The general technique for making cakes in the Middle East and the kitchens it's influenced is quite a bit foreign to my Eurocentric sensibilities. Whereas the cakes I know tend to be fluffy with the sugar baked in, these cakes are instead dense and fairly unsweet until they're doused with syrup after baking. (That's why baklava's so darn sticky.) In fact, this batter, based around semolina and coconut, was so thick that I pressed rather than pouring it into the pan. It was also a challenge to put together, since there's a layer of date paste sandwiched between two layers of that semolina-coconut dough. (Protip: try rolling out the date paste between waxed paper or saran wrap, it'd be a whole lot messy than pressing sections between your hands like I did!) The baking went fine, though the cake was positively swimming in syrup and we had to pour much of it off, so you can safely make quite a bit less than the recipe calls for.

I found it pretty tasty, but I've grown to like this type of dense, cloying treat. It went really well with the recommended qashta cream — if you can find it it'll probably be in a can with the Puck brand name, but World Foods in Portland happens to carry a fresh version that goes under a name that escapes me but is a heavenly rich, medium-tangy accompaniment.

Thanks once again to Whole Foods and everyone at Oregon Culinary Institute.
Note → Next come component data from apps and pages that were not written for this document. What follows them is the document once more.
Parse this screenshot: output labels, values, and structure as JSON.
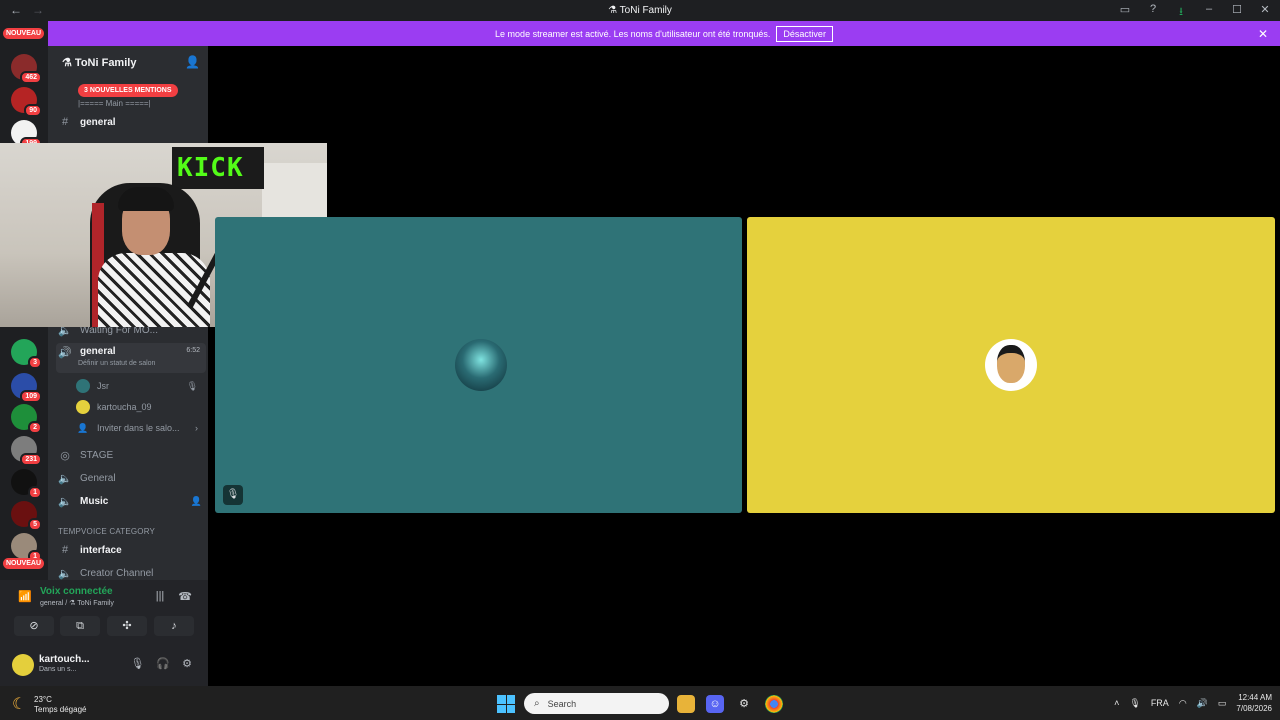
{
  "window": {
    "title": "⚗ ToNi Family"
  },
  "banner": {
    "message": "Le mode streamer est activé. Les noms d'utilisateur ont été tronqués.",
    "button": "Désactiver"
  },
  "rail": {
    "new_top": "NOUVEAU",
    "new_bottom": "NOUVEAU",
    "badges": [
      "462",
      "90",
      "199",
      "3",
      "109",
      "2",
      "231",
      "1",
      "5",
      "1"
    ]
  },
  "server": {
    "name": "⚗ ToNi Family"
  },
  "mentions": "3 NOUVELLES MENTIONS",
  "channels": {
    "main_sep": "|===== Main =====|",
    "general_text": "general",
    "waiting": "Waiting For MO...",
    "general_voice": "general",
    "general_voice_time": "6:52",
    "status_hint": "Définir un statut de salon",
    "users": [
      "Jsr",
      "kartoucha_09"
    ],
    "invite": "Inviter dans le salo...",
    "stage": "STAGE",
    "general2": "General",
    "music": "Music",
    "category": "TEMPVOICE CATEGORY",
    "interface": "interface",
    "creator": "Creator Channel"
  },
  "webcam": {
    "sign": "KICK"
  },
  "voice": {
    "status": "Voix connectée",
    "location": "general / ⚗ ToNi Family"
  },
  "me": {
    "name": "kartouch...",
    "status": "Dans un s..."
  },
  "taskbar": {
    "temp": "23°C",
    "weather": "Temps dégagé",
    "search": "Search",
    "lang": "FRA",
    "time": "12:44 AM",
    "date": "7/08/2026"
  },
  "colors": {
    "blurple": "#5865f2",
    "banner": "#9b3df2",
    "tile_teal": "#2f7377",
    "tile_yellow": "#e5d13d",
    "red": "#f23f42",
    "green": "#23a559"
  }
}
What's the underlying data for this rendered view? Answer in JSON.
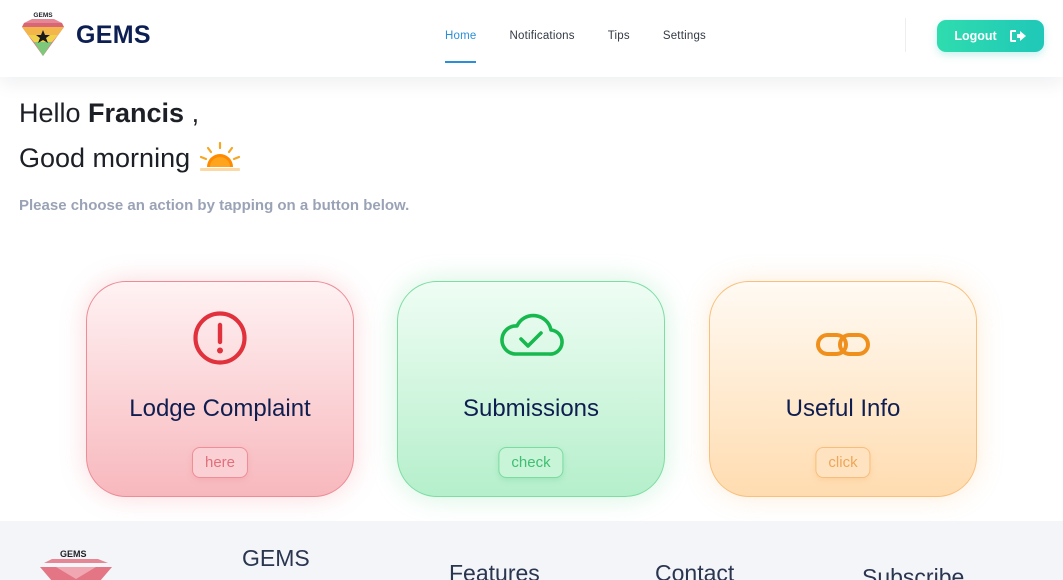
{
  "brand": {
    "logo_text": "GEMS",
    "name": "GEMS"
  },
  "nav": {
    "links": [
      {
        "label": "Home",
        "active": true
      },
      {
        "label": "Notifications",
        "active": false
      },
      {
        "label": "Tips",
        "active": false
      },
      {
        "label": "Settings",
        "active": false
      }
    ],
    "logout_label": "Logout",
    "logout_icon": "sign-out-icon"
  },
  "greeting": {
    "hello_prefix": "Hello ",
    "user_name": "Francis",
    "hello_suffix": " ,",
    "time_greeting": "Good morning",
    "time_icon": "sunrise-icon",
    "instruction": "Please choose an action by tapping on a button below."
  },
  "cards": [
    {
      "title": "Lodge Complaint",
      "button": "here",
      "icon": "exclamation-circle-icon",
      "accent": "#e8343f"
    },
    {
      "title": "Submissions",
      "button": "check",
      "icon": "cloud-check-icon",
      "accent": "#1fbf5a"
    },
    {
      "title": "Useful Info",
      "button": "click",
      "icon": "link-icon",
      "accent": "#f08c1a"
    }
  ],
  "footer": {
    "logo_text": "GEMS",
    "headings": [
      "GEMS",
      "Features",
      "Contact",
      "Subscribe"
    ]
  },
  "colors": {
    "brand_navy": "#0d1f52",
    "active_link": "#2b8fd8",
    "logout_gradient_start": "#2fdcae",
    "logout_gradient_end": "#1fc8b8",
    "muted_text": "#9aa3b6"
  }
}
This was a really special evening, a fittingly collaborative way to celebrate going halfway around the world, one feast at a time!